Fresh Complaint is Pulitzer-winner Jeffrey Eugenides's first short story collection. Claire Messud's new novel, The Burning Girl, follows Julia and Cassie, two teenagers from a Massachusetts town who have been inseparable since early childhood, but drift apart as they come-of-age. The authors talked to us about the challenges and rewards of short fiction and writing younger characters, as well as what it means to write literature in these crazy times.
How different are novels and stories for you?
Well, novels are longer. But that doesn't mean they're harder to write. In some way, stories are the more demanding form. They're unforgiving and confining. The way I went about writing a few of these stories was to think of them as novels—as comprising a large expanse, or even the entirety, of a character's life—and then to decant that brew into 30 or 40 pages. With a story, you're going for maximum density—with a novel maximum expression and fluency.
Given that many of these stories are set in the recent past, I was struck by the ways that they heralded or seemed to reference our current situation in ways you couldn't have known at the time.
I was surprised that a story like "Great Experiment," which I wrote in 2005, has more relevance today, perhaps, than it did then. It concerns the distance America has traveled from its origins as reported by de Tocqueville. I wrote it pre-crisis, before the Great Recession, but now it seems to anticipate all that.
What's a literary author's job right now, in this very strained and strange political climate?
To ignore it at least enough to be able to work—90% of the great literature ever written was produced in terrible political climates, and if the authors had thought about their "jobs," none of it would have got written or been any good. The crucial thing is to take notice of what's happening around you, or of what you remember having happened in the past. The significance, political or otherwise, will arise out of that sustained attention to detail and commitment to accuracy.
How much of your own life do you bring into your fiction?
I don't write autobiographically. I feel much freer when I make things up. That said, we are all inevitably constrained by our experiences and our imaginations, and in some ways the character of Julia—in her caution, pessimism, and carefulness—is somebody closer to me temperamentally than some of the others in the book. So it was more natural for me to write in her voice.
Your protagonists are teens, but this is an adult novel. Do you think it will appeal to YA readers as well?
My hope is that any reader will and can read the novel. When I was young, there really weren't YA novels. There were books about young, old, middle-age, and children protagonists and they were for everybody. The stories of young people are a part of life. They are universal stories. Moreover, those years between 12 and 16 mark and shape us. We become the adults that we become because of them.
What do you hope readers take away from ‘The Burning Girl'?

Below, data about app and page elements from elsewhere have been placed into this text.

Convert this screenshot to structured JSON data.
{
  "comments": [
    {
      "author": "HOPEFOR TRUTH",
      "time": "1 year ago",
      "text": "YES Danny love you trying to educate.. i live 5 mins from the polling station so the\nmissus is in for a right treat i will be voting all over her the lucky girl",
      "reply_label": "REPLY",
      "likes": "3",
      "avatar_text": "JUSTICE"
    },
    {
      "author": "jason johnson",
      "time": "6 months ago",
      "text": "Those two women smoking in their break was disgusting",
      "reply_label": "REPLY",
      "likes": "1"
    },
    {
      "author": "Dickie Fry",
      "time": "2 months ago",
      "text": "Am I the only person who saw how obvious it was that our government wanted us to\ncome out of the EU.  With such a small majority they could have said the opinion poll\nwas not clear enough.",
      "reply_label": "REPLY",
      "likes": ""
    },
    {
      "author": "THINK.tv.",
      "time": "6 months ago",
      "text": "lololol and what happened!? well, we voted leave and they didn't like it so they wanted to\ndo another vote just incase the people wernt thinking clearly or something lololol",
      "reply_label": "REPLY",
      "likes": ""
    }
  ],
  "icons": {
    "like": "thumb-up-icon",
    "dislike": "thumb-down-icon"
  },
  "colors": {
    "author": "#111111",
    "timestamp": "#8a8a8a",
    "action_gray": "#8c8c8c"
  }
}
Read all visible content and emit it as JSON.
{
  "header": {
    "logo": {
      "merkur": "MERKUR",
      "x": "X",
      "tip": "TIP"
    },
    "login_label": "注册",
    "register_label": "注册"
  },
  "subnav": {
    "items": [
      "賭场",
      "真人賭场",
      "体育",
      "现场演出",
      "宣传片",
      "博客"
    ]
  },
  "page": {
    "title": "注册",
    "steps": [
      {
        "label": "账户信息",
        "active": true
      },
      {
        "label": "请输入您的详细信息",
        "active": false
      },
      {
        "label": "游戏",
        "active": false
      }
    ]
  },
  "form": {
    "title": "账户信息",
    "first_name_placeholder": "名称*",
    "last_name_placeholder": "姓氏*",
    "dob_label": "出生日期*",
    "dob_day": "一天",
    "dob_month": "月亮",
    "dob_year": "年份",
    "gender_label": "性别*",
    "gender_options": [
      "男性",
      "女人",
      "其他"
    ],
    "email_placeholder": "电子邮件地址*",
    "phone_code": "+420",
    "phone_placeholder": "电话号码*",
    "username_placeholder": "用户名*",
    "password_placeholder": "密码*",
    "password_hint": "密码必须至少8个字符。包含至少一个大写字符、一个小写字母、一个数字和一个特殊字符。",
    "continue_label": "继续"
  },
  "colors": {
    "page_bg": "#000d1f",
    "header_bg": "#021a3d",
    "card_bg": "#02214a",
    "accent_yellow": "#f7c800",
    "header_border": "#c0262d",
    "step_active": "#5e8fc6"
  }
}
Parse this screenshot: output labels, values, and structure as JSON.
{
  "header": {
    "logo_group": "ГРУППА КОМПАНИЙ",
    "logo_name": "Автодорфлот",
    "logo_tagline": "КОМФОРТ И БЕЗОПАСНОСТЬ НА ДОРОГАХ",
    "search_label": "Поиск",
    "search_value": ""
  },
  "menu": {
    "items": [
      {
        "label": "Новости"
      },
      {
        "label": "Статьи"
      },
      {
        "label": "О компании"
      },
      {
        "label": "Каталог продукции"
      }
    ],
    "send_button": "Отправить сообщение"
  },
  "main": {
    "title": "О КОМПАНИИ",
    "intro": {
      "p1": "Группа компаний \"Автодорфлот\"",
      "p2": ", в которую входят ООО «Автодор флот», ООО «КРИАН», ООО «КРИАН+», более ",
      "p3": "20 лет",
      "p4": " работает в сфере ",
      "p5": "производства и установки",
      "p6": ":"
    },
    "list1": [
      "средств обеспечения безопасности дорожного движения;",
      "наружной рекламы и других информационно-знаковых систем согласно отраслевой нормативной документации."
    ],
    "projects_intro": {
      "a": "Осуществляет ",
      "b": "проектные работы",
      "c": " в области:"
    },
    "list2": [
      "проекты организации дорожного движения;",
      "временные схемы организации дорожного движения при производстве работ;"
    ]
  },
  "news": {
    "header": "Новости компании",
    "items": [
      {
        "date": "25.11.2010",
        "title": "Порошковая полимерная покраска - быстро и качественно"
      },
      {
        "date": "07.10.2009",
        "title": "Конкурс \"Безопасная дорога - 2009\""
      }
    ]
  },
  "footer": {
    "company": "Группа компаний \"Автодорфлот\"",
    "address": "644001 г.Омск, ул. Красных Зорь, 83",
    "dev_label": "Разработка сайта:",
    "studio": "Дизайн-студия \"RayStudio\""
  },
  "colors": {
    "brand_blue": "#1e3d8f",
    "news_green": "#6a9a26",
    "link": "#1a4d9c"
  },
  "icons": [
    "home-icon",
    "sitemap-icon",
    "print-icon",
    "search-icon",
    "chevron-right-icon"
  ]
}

Sometimes we simplify or bring order to life when life is messy, and sometimes we achieve closure where there isn't necessarily closure. I wanted to leave the reader to make decisions for him or herself and to be engaged and actively participate in interpreting the limited information that we have.